The enemy ran nervously, raised their heads, and shot Kalashnikov magazines into the white sky as if they had an unlimited supply of ammunition.

The battalion commander couldn’t help but smile behind his neat and clean beard with specks of grey while watching this video.

The more the fools run around, the clearer picture we have of their location, forces, and means.

The enemy has plotted something.

Our boys sat politely on the slopes, and the snow around was impeccably clean. As if the positions were completely empty.

Silence on the line.

It’s too quiet here.

When it’s so quiet, I start to get nervous.

We warmed up at the battalion commander’s position and drove back, careful not to lay fresh tracks on the virgin land and to not to give away our positions.

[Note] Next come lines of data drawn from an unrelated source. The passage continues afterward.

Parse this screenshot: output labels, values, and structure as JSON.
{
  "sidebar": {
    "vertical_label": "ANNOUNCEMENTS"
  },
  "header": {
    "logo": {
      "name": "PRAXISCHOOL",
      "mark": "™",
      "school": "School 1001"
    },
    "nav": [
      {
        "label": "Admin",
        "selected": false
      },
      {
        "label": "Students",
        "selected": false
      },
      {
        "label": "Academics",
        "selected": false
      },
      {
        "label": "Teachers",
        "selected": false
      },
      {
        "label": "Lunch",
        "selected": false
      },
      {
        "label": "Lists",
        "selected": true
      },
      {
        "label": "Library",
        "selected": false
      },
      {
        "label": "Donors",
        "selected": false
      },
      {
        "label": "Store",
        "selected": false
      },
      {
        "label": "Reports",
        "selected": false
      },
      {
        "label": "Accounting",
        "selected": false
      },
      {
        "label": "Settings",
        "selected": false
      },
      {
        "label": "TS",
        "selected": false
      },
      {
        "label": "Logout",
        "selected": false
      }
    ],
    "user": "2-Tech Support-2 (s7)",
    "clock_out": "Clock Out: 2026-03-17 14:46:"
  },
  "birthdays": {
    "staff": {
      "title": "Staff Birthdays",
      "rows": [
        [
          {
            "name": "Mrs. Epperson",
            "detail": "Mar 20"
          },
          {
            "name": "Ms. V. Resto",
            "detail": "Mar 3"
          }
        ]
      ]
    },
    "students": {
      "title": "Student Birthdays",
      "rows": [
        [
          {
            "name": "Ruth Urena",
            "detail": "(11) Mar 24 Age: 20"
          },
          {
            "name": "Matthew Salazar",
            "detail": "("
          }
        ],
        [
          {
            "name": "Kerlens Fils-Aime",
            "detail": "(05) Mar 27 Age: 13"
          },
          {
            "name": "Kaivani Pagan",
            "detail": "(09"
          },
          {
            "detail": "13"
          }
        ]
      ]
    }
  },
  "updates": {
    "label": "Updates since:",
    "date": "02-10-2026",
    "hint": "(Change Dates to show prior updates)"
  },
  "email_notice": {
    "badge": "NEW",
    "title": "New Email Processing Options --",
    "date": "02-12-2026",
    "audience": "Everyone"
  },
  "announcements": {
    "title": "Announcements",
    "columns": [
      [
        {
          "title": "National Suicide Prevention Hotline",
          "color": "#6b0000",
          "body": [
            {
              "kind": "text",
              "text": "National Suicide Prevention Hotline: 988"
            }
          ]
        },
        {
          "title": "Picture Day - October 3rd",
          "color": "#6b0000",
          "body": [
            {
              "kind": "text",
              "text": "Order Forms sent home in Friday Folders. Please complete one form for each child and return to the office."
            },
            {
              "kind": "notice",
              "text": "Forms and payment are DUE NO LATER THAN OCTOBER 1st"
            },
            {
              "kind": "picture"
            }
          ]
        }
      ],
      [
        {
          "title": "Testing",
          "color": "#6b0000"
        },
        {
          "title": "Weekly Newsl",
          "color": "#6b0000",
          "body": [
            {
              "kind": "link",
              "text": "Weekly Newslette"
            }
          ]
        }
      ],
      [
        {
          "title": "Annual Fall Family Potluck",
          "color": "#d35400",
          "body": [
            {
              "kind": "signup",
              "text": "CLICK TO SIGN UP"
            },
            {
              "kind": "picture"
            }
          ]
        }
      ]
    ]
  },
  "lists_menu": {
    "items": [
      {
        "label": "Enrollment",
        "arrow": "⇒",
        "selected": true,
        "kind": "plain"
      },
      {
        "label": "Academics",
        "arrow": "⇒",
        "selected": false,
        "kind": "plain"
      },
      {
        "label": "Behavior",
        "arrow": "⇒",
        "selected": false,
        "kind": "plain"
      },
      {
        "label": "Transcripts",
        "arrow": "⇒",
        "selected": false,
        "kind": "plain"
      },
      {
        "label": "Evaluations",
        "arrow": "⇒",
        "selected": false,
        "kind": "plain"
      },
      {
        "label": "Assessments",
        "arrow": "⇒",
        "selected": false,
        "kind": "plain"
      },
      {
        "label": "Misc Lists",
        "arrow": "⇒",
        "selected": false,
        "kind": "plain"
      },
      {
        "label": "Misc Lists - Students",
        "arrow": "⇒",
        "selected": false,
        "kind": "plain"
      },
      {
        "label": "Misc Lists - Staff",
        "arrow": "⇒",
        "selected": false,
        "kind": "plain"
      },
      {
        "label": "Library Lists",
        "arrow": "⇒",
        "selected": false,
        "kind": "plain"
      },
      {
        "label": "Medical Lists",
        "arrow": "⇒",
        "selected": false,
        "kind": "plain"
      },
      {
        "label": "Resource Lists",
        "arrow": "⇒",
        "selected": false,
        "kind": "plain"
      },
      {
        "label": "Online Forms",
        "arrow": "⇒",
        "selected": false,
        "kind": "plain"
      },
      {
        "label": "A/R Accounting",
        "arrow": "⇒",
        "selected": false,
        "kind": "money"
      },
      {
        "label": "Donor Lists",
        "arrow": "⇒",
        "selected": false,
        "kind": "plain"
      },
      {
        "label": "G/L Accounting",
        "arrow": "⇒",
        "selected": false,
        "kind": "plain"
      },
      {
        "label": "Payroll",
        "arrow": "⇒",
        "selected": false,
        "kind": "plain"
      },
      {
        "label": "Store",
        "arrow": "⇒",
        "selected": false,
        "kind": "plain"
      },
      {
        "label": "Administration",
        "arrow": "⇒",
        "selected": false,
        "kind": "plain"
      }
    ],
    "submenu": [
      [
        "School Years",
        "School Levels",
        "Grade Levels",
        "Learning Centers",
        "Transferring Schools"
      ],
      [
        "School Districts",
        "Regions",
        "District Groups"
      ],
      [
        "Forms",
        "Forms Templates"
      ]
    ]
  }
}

We went to the base.

We were already basking in the warmth near the small potbelly stove and enjoying a rare moment of stable internet, electricity, and delicious coffee sent by the Ukrainian diaspora in Rome, when the walkie-talkie gave out the code.

Summons and long bloody work for the whole day. And then we washed blood from the cars and rejoiced that everyone was brought from there alive.

We gave the debriefing, drank more coffee, went through the medical equipment, and you went to your strongpoint, forgetting your brand new knife and gloves.

I planned to bring those things to you on the way to Mariupol the next day.

But the next day you were gone.

Your phone didn’t answer that morning.

And we rushed to the cars.

The war drank you dry.

All your pain, love, devotion, focus.

All the years of your life, your experience, your stubbornness.

Your world exploded and shattered into thousands of feelings, memories and hopes.

I sat over the body for a long time, freezing to the bone, waiting for evacuation…

I was flipping through the journal you kept carefully all these years. The journal of saved lives, saved destinies, healed souls.

Only you didn’t save yourself.

I went through the things that are dear to you.

Your medical arrangement.

The warmest memories.

Your most insane heroic deeds.

And I could not cry.

I only kept repeating: Well how, tell me, could you leave your positions?

Why didn’t you report?

Death did not seem like a sufficient excuse to me then in my despair…

I still can’t cry.

All I have left of you is your knife, which you enjoyed like the battalion commander enjoyed fresh snow that morning, and which you forgot in my position when you went on that journey, which turned out to be the last…

And the mittens that burned later in one of our evacuation vehicles during the blockade of Mariupol.

And memory, of course. And lifelong gratitude for the science of going to the end and standing your ground no matter what.

You stayed on your land.

Ihor Nadolko.

Call sign „Fash.“

Translated by Yulia Lyubka and Kate Tsurkan